Source records

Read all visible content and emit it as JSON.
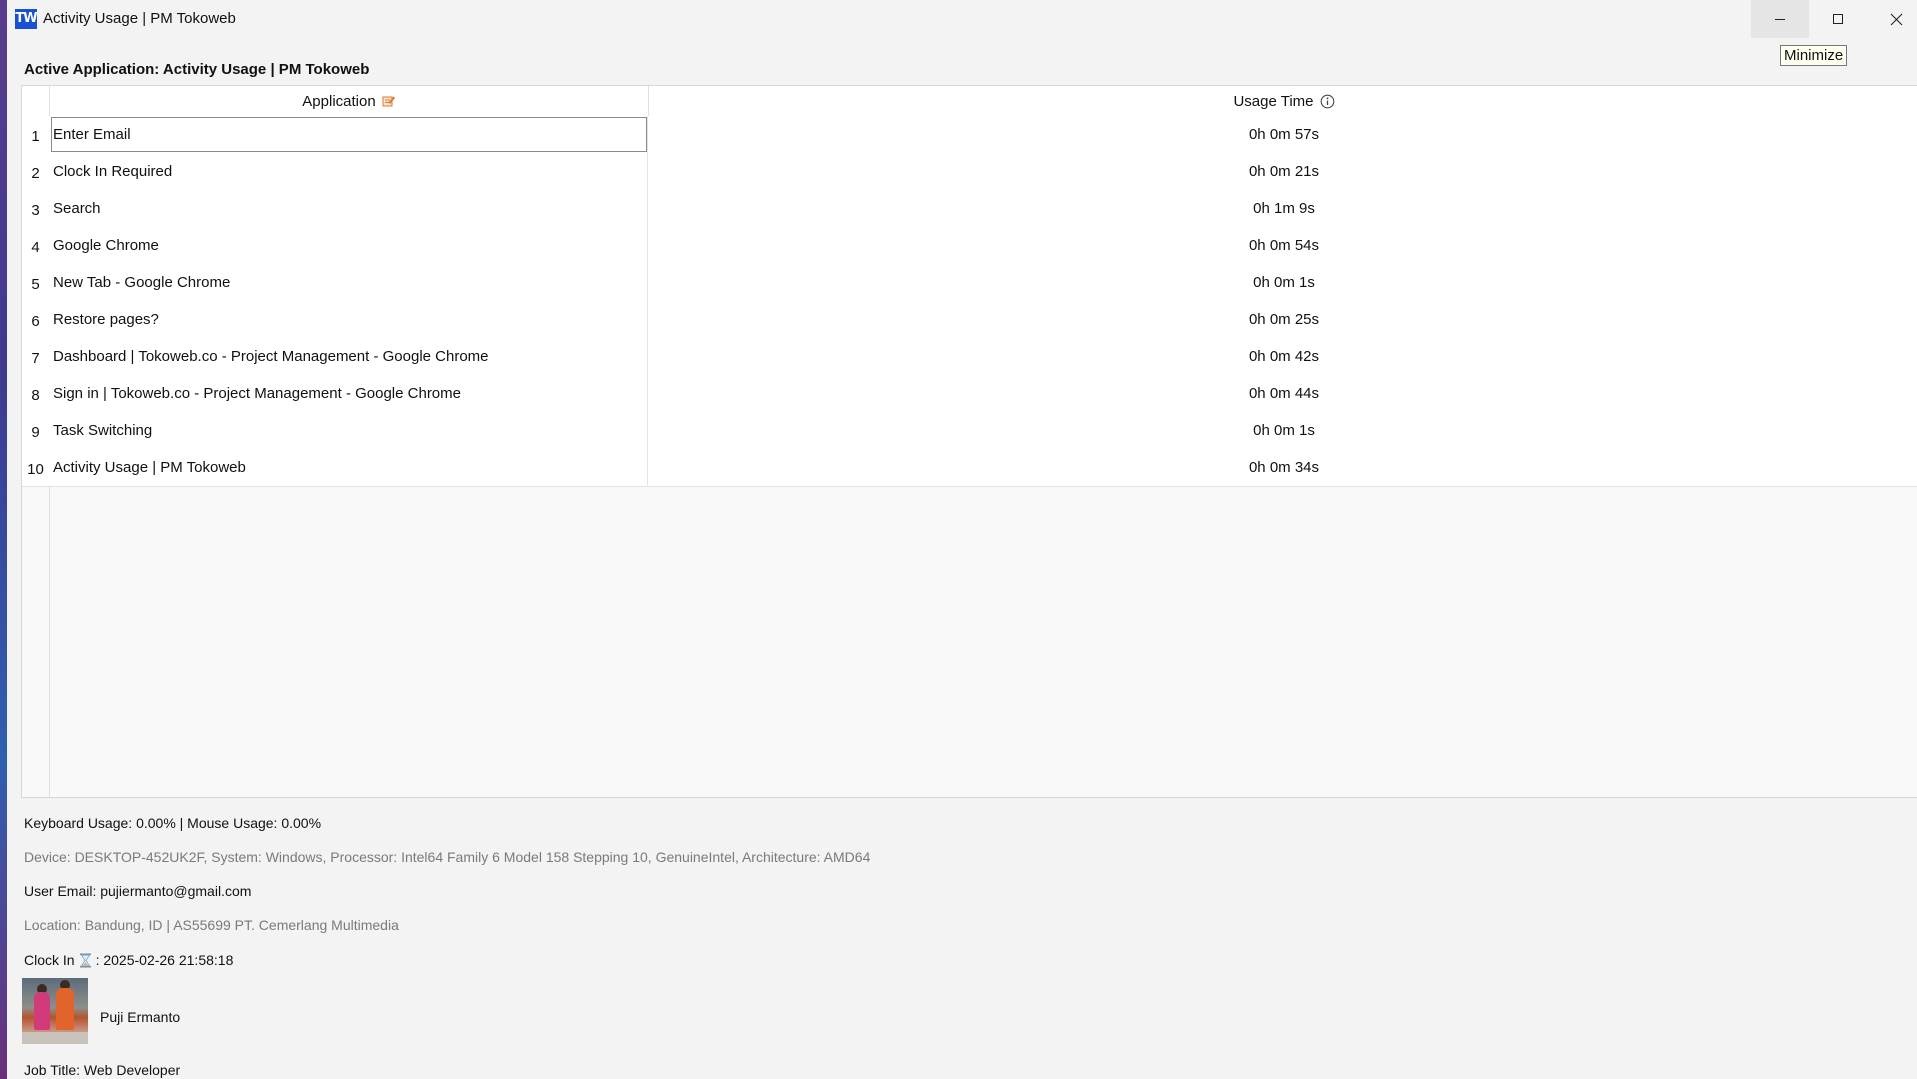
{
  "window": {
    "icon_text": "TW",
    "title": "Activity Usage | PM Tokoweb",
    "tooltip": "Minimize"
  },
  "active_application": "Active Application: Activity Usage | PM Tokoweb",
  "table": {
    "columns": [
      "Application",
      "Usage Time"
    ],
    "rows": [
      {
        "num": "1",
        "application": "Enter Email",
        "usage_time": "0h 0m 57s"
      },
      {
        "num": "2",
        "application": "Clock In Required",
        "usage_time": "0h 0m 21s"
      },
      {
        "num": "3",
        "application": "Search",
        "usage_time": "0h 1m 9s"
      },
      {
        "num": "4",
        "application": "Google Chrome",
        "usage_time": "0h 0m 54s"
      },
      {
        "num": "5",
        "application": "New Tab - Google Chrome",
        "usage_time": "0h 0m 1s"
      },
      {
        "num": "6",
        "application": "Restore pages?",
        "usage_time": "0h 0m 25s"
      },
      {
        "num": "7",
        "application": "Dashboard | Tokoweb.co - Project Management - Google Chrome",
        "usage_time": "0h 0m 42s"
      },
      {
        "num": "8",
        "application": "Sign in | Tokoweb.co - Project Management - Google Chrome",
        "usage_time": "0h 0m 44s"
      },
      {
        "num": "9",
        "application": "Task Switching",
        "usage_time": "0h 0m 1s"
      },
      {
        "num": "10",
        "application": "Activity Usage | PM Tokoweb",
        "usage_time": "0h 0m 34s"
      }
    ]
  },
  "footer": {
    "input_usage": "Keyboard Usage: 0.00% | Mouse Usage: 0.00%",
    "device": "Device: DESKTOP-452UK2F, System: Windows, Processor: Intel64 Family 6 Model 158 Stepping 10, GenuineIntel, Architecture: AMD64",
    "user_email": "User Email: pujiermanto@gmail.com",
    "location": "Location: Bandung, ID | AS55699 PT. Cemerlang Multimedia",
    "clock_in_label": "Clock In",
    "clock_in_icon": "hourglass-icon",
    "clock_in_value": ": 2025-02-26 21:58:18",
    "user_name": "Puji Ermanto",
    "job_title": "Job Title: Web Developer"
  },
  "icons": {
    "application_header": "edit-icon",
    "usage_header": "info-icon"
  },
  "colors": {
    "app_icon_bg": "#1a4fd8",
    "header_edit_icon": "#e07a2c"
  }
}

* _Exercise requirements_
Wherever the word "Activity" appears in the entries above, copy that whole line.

* _Answer_
    "title": "Activity Usage | PM Tokoweb",
  "active_application": "Active Application: Activity Usage | PM Tokoweb",
        "application": "Activity Usage | PM Tokoweb",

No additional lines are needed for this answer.